Of all the Ukrainian cities currently under attack, Kharkiv is one of the most targeted. On Tuesday (1st March) a missile struck the house of the Roman Catholic bishop, Pavlo Honcharuk, tearing a hole in the roof. No one was injured. “So now we too have received one of these ‘presents’,” said the bishop in a short video message which he sent to Catholic charity Aid to the Church in Need (ACN).
Despite the damage, work in the house carries on unhindered: women in the kitchen are preparing hot meals which are taken to two nearby underground stations where hundreds of people are sheltering.
Catholic and Orthodox bishops visit the injured
Bishop Honcharuk found refuge from the attacks in a bunker, along with about 40 other people, including Bishop Mytrofan, from the autocephalous Orthodox Church of Ukraine. Together, these two brother bishops have been visiting the injured in hospital and taking part in food distributions. Such ecumenical co-operation has only been made possible by the war.
In the meantime, Bishop Honcharuk spoke about the great damage that has occurred in other parts of the city – not to mention the numerous deaths. The image of the missile attack on Freedom Square in central Kharkiv went around the world. A government building there was destroyed, and many people are thought to have been killed.

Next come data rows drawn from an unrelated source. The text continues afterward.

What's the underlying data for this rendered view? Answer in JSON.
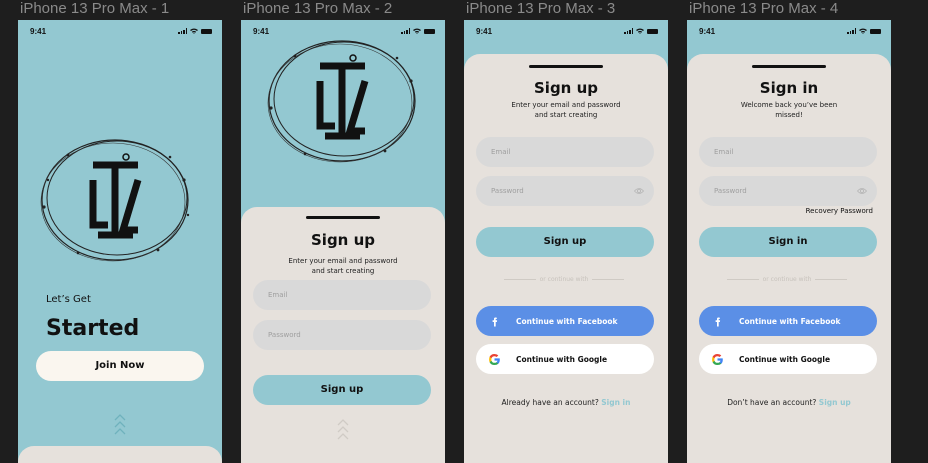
{
  "frames": [
    {
      "label": "iPhone 13 Pro Max - 1",
      "time": "9:41",
      "lets_get": "Let’s Get",
      "started": "Started",
      "join_now": "Join Now"
    },
    {
      "label": "iPhone 13 Pro Max - 2",
      "time": "9:41",
      "title": "Sign up",
      "subtitle": "Enter your email and password and start creating",
      "email_placeholder": "Email",
      "password_placeholder": "Password",
      "button": "Sign up"
    },
    {
      "label": "iPhone 13 Pro Max - 3",
      "time": "9:41",
      "title": "Sign up",
      "subtitle": "Enter your email and password and start creating",
      "email_placeholder": "Email",
      "password_placeholder": "Password",
      "button": "Sign up",
      "divider": "or continue with",
      "facebook": "Continue with Facebook",
      "google": "Continue with Google",
      "footer_text": "Already have an account?",
      "footer_link": "Sign in"
    },
    {
      "label": "iPhone 13 Pro Max - 4",
      "time": "9:41",
      "title": "Sign in",
      "subtitle": "Welcome back you’ve been missed!",
      "email_placeholder": "Email",
      "password_placeholder": "Password",
      "recovery": "Recovery Password",
      "button": "Sign in",
      "divider": "or continue with",
      "facebook": "Continue with Facebook",
      "google": "Continue with Google",
      "footer_text": "Don’t have an account?",
      "footer_link": "Sign up"
    }
  ],
  "colors": {
    "canvas": "#1e1e1e",
    "teal": "#93c8d1",
    "sheet": "#e6e1dc",
    "field": "#d9d9d9",
    "facebook": "#5b8fe6",
    "join_bg": "#faf6ef"
  },
  "icons": [
    "signal-icon",
    "wifi-icon",
    "battery-icon",
    "eye-icon",
    "facebook-icon",
    "google-icon",
    "chevron-up-icon",
    "logo-emblem"
  ]
}
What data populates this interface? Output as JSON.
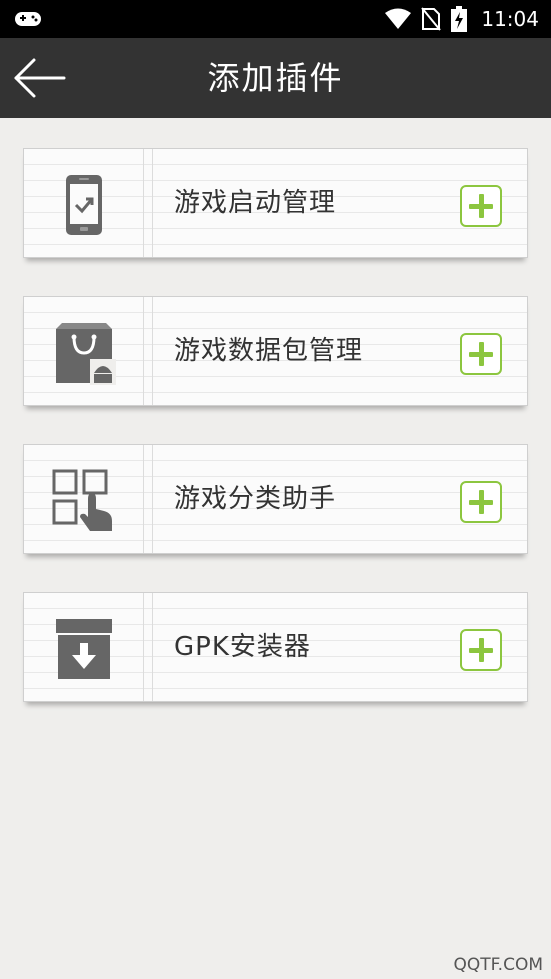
{
  "status_bar": {
    "time": "11:04",
    "icons": [
      "gamepad-icon",
      "wifi-icon",
      "no-sim-icon",
      "battery-charging-icon"
    ]
  },
  "header": {
    "title": "添加插件",
    "back_icon": "arrow-left-icon"
  },
  "plugins": [
    {
      "label": "游戏启动管理",
      "icon": "phone-check-icon"
    },
    {
      "label": "游戏数据包管理",
      "icon": "shopping-bag-android-icon"
    },
    {
      "label": "游戏分类助手",
      "icon": "grid-hand-icon"
    },
    {
      "label": "GPK安装器",
      "icon": "box-download-icon"
    }
  ],
  "add_icon": "plus-icon",
  "watermark": "QQTF.COM",
  "colors": {
    "accent": "#8cc63f",
    "appbar": "#333333",
    "statusbar": "#000000",
    "icon_gray": "#666666"
  }
}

Residential buildings heavily damaged
The Russian military has claimed repeatedly that no civilian targets in Ukraine would be attacked. Yet another video clip sent to ACN shows badly damaged apartment blocks which, according to the bishop, lie opposite a destroyed factory.
“Those were flats. All the windows were blown out. Many people were killed. The overhead cables of a bus route were destroyed,” Bishop Honcharuk says, obviously shocked by what he sees. Several burnt-out cars and craters caused by the explosions are visible in the streets. A solitary old man is trudging along the road and the bishop warns him to be careful. In the video Bishop Honcharuk looks into a car: “There was shooting here. There is blood here.”
The situation in Kharkiv and in other places is becoming increasingly critical. In view of the escalating crisis, ACN is supporting priests and religious in Ukraine, so that they can continue their pastoral and charitable work.
The international Catholic charity is providing an emergency package of €1 million (more than £830,000) which includes aid for four Greek Catholic Exarchates and the two Latin dioceses in eastern Ukraine which cover Kharkiv, Donetsk, Saporischschja, Odessa and Crimea. Dr Thomas Heine-Geldern, international executive president of ACN, said the money will go to priests and religious who work across the country in parishes, or with refugees, orphans and the elderly. The charity is also asking for prayers for peace in Ukraine.